In yet another weapons-related snafu in “China Doll” (Episode 1.03), a continuity error substituted the Star Model B in Magnum’s hand with the down-scaled Star Model BM, presumably to prevent potential damage to the Model B when Magnum takes a ninja star—coincidentally enough—to his hand, sending his pistol sprawling to the ground.
The Model BM was introduced in 1972 as a down-scaled variation of the older Model B, similar to Colt’s introduction of the shorter-barreled Commander. The barrel measures 3.9 inches, more than an inch shorter than the 5″-barreled 1911 and Model B. The Model BM was chambered in 9×19 mm Parabellum, fed from eight-round magazines. More than 200,000 were produced before Star ended production in 1992.

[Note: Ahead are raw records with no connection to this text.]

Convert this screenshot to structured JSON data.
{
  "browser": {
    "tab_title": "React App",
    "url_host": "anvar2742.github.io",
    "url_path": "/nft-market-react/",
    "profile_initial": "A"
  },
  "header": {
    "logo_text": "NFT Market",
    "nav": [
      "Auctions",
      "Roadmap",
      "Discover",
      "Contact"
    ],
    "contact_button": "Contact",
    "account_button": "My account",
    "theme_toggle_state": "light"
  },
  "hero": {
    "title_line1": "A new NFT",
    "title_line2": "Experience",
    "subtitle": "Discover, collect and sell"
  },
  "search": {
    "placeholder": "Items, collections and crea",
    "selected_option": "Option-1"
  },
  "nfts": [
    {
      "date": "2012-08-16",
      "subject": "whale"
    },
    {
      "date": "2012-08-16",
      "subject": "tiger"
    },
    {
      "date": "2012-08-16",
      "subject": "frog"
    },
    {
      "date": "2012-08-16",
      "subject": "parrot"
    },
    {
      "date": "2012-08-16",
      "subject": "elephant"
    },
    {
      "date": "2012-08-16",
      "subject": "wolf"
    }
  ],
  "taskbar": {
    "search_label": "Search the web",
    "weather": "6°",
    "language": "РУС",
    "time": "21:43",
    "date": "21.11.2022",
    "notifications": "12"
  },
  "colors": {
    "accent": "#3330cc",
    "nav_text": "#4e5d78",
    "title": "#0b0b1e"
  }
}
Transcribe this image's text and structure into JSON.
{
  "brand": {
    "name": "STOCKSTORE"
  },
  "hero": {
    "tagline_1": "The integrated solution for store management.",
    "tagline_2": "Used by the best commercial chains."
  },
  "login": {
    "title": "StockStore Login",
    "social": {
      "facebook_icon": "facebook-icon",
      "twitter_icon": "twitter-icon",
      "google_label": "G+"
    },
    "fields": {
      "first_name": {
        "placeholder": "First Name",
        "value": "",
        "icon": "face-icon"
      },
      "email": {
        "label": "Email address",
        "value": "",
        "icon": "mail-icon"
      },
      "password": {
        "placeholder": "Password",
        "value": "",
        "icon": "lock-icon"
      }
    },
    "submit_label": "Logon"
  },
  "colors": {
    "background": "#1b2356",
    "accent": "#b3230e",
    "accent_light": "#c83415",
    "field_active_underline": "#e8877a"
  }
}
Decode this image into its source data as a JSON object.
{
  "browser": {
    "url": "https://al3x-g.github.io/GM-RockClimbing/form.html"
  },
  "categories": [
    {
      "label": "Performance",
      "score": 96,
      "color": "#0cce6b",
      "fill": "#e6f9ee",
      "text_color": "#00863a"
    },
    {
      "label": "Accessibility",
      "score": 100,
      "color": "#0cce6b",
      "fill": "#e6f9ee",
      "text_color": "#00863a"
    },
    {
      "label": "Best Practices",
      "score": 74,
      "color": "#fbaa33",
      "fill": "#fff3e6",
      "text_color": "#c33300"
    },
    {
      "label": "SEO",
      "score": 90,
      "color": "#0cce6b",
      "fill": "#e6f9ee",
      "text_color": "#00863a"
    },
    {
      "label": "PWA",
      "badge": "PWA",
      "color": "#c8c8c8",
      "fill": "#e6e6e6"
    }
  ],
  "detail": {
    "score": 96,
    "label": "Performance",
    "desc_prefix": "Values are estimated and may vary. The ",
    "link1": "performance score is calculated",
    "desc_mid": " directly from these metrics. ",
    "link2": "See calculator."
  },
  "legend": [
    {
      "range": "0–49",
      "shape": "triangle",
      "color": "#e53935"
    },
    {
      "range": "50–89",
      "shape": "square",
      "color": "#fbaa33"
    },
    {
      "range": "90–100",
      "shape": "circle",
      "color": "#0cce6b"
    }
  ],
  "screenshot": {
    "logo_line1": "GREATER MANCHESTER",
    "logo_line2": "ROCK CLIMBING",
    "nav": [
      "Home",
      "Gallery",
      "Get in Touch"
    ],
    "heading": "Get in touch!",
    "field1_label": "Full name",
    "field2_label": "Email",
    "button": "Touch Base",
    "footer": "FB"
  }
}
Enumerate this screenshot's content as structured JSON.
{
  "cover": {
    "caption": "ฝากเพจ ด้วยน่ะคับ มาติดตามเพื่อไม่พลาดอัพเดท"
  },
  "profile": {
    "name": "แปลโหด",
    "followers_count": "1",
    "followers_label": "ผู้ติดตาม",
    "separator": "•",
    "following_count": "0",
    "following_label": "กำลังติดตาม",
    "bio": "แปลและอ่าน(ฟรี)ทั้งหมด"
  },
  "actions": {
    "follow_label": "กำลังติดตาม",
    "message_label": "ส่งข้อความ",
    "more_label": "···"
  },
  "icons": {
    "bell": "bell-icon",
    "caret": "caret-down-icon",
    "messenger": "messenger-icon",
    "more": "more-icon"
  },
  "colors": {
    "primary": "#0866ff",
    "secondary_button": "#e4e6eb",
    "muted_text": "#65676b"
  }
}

What to Imbibe
Rather than running afoul of corporate lawyers by prominently featuring any real-life brands, Magnum, P.I. joined legions of other TV shows by serving its characters fictional beers. For instance, Magnum’s go-to beer: Coops, with its name and golden-tinted label reminiscent of Coors Banquet.
Hawaii is arguably west of the Mississippi River, but was Coors exported there at this time? … or were we robbed of yet another Smokey and the Bandit sequel opportunity, this time featuring Burt Reynolds and Jerry Reed speeding a shipload of Coors across the Pacific with Jackie Gleason in hot pursuit?
(For those genuinely curious, Coors was not exported to Hawaii until the brewery expanded to national distribution in 1986, ending its era of hyper-regionalization that led to Big and Little Enos making their high-octane challenge to the Bandit.
How to Get the Look
Especially compared to his famous aloha shirts, rugby shirts like this cream-colored long-sleeved pullover with its twin pockets offer a subdued—and warmer—alternative for fans of Thomas Magnum’s style.
- Cream slubbed cotton long-sleeved rugby shirt with tan collar, three-button covered-fly placket, set-in side pockets, and ribbed cuffs and hem
- Medium-blue denim Levi’s jeans
- Khaki web belt with gold-tone USN “Surface Warfare” belt buckle
- Available via Amazon
- White sneakers or boat shoes
- Gold Croix de Lorraine team ring
- Replicas available via Amazon
- Chronosport Sea Quartz 30 stainless dive watch with black dial and black tropic rubber strap or Rolex GMT Master stainless steel watch with “Pepsi” blue-and-red bezel, black dial (with 3:00 day-date window), and stainless “Oyster”-style bracelet
- Silver POW/MIA bracelet
- Vuarnet Skilynx Acier tortoise nylon sport sunglasses
Do Yourself a Favor and…
I didn’t exactly panic… but I was glad I hadn’t had lunch.